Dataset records
== == ==

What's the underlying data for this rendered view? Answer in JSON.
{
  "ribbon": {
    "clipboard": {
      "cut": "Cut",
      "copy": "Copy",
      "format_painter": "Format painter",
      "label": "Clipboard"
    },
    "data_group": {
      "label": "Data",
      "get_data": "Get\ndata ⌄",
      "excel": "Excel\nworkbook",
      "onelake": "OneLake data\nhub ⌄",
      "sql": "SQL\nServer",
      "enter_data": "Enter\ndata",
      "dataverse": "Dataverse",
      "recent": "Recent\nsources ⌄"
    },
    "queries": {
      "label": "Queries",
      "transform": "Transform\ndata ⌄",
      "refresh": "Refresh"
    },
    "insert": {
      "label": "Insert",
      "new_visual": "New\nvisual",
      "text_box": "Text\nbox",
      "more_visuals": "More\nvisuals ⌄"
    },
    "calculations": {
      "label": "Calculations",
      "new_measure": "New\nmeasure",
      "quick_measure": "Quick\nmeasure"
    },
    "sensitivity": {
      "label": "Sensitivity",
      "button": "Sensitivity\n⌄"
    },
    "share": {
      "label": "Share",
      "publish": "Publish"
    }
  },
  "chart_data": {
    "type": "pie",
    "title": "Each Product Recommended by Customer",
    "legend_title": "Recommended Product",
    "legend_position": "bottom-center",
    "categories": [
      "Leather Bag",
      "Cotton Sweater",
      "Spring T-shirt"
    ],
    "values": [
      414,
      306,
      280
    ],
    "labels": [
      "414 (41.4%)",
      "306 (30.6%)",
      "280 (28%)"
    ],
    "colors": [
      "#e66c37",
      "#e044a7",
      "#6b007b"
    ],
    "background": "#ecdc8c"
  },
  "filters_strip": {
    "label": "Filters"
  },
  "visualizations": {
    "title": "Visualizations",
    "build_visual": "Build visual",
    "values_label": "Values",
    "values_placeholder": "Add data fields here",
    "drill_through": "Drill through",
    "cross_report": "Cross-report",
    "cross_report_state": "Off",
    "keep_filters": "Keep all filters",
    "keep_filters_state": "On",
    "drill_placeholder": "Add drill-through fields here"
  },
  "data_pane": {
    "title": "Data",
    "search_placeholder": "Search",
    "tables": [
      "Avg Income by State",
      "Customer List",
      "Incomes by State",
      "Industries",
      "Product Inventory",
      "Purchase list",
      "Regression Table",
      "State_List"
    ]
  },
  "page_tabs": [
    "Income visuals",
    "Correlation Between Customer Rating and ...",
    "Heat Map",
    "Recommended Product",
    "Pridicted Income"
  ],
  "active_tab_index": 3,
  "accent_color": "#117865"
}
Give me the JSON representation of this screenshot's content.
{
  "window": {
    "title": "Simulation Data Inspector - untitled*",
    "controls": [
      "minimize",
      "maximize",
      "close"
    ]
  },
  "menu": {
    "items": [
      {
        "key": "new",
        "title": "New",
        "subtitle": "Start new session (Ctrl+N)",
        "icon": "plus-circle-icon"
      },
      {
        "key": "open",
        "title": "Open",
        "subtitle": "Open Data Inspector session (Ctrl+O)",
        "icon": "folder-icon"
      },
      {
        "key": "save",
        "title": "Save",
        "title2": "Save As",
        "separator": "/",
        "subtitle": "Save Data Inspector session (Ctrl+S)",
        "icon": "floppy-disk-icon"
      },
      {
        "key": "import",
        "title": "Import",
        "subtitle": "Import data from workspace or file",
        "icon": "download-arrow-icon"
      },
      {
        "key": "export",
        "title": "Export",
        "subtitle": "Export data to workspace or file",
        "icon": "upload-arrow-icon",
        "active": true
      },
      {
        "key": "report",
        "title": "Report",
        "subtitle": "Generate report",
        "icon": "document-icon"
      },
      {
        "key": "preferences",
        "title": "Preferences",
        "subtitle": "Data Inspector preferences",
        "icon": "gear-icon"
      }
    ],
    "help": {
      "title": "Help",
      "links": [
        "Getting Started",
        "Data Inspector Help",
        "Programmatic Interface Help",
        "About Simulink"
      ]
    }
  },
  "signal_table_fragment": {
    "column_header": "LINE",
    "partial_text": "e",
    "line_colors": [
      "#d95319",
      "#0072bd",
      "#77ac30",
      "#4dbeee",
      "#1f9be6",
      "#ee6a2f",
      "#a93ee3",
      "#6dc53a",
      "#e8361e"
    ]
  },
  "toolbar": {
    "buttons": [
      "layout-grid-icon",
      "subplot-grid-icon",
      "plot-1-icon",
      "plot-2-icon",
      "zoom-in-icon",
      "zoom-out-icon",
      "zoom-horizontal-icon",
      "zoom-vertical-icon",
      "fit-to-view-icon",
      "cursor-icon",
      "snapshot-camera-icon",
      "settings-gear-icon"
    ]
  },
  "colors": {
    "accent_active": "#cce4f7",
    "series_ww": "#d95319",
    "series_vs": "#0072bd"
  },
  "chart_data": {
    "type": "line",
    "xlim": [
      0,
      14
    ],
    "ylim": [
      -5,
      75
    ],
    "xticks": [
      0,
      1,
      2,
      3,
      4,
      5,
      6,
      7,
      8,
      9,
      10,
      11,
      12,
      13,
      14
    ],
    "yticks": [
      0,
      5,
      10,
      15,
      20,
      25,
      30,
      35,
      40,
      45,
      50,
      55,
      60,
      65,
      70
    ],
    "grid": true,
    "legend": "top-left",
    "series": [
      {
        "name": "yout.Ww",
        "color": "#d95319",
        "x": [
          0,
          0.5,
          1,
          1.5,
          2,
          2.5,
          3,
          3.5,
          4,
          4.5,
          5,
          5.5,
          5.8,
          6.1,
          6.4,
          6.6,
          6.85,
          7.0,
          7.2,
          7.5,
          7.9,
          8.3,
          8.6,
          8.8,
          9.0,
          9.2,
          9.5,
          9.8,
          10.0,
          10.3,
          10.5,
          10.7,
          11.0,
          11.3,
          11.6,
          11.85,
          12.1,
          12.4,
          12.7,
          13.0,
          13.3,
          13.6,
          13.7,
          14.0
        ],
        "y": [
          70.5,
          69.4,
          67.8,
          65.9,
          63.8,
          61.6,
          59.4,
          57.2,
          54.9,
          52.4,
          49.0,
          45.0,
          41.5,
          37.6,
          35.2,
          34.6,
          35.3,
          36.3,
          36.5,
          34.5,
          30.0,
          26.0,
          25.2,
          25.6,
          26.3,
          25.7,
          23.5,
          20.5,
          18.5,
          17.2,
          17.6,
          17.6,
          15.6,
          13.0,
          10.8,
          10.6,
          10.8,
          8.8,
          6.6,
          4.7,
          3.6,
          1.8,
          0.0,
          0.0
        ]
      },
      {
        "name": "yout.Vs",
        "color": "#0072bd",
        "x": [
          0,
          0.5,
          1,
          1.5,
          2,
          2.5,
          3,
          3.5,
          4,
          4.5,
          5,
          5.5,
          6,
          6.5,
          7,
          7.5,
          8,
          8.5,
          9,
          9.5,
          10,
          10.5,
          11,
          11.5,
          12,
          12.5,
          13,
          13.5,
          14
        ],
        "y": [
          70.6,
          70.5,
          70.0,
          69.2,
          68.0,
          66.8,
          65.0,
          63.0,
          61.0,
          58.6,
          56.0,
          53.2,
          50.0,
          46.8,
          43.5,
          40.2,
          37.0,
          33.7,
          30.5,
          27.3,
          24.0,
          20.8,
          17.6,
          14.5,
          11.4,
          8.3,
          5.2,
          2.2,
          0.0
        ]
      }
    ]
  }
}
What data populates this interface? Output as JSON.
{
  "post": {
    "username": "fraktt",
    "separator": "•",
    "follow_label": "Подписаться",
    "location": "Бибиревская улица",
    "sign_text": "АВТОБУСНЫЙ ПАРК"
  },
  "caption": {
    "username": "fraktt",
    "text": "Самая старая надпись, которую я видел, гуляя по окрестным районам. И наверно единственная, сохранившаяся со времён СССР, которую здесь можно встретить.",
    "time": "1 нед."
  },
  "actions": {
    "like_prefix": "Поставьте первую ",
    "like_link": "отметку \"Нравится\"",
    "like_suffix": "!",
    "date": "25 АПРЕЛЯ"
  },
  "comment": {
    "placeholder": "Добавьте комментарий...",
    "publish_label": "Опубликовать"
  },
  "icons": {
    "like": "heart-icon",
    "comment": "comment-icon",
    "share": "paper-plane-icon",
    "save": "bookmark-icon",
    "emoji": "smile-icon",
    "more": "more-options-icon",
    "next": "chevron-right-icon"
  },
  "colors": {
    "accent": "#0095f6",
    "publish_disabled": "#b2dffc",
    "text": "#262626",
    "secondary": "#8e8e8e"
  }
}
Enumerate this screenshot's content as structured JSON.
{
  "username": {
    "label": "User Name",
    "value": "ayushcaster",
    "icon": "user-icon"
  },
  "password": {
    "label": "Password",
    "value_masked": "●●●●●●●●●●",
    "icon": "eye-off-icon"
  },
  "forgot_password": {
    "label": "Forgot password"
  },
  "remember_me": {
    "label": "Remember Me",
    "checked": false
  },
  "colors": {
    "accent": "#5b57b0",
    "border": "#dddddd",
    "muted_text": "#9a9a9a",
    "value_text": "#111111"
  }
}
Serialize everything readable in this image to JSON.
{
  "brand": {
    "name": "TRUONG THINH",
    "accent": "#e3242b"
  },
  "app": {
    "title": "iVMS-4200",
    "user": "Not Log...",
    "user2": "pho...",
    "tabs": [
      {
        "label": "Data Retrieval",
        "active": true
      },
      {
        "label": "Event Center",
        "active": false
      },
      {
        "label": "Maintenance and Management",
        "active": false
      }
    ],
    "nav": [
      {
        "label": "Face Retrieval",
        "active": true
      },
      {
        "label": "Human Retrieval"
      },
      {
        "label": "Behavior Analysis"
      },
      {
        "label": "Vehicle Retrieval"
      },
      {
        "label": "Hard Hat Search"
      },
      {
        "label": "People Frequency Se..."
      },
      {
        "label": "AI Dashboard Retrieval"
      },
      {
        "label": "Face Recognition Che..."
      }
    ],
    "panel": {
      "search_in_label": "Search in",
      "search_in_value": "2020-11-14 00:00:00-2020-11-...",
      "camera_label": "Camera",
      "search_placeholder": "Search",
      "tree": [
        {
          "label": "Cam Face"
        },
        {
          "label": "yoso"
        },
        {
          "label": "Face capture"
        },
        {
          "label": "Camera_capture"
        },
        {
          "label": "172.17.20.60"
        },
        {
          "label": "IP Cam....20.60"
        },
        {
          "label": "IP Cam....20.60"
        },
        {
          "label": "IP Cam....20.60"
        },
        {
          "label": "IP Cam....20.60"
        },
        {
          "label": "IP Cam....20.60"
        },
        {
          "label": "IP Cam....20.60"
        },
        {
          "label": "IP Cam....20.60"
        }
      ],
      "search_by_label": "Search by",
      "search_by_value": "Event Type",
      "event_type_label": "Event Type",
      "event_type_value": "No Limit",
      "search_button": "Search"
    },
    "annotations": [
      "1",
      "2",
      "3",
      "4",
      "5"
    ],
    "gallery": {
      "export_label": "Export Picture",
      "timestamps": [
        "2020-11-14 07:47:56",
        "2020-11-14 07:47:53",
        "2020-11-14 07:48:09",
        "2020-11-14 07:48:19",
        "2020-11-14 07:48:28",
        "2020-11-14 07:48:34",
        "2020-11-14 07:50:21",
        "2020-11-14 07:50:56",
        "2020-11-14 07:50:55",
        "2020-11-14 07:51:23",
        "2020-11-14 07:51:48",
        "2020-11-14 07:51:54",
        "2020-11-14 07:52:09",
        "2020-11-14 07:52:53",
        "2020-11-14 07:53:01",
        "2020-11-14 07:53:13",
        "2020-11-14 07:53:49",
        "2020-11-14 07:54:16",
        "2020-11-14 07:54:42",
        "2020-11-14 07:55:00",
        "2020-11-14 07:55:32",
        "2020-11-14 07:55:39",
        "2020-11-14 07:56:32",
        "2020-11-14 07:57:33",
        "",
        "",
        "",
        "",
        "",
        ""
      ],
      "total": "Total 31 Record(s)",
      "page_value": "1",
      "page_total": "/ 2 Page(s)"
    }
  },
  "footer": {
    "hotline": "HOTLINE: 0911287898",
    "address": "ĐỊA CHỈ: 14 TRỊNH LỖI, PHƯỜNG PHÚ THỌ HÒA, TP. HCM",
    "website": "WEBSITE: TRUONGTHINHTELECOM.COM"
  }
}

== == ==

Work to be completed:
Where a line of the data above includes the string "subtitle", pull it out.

Task result:
        "subtitle": "Start new session (Ctrl+N)",
        "subtitle": "Open Data Inspector session (Ctrl+O)",
        "subtitle": "Save Data Inspector session (Ctrl+S)",
        "subtitle": "Import data from workspace or file",
        "subtitle": "Export data to workspace or file",
        "subtitle": "Generate report",
        "subtitle": "Data Inspector preferences",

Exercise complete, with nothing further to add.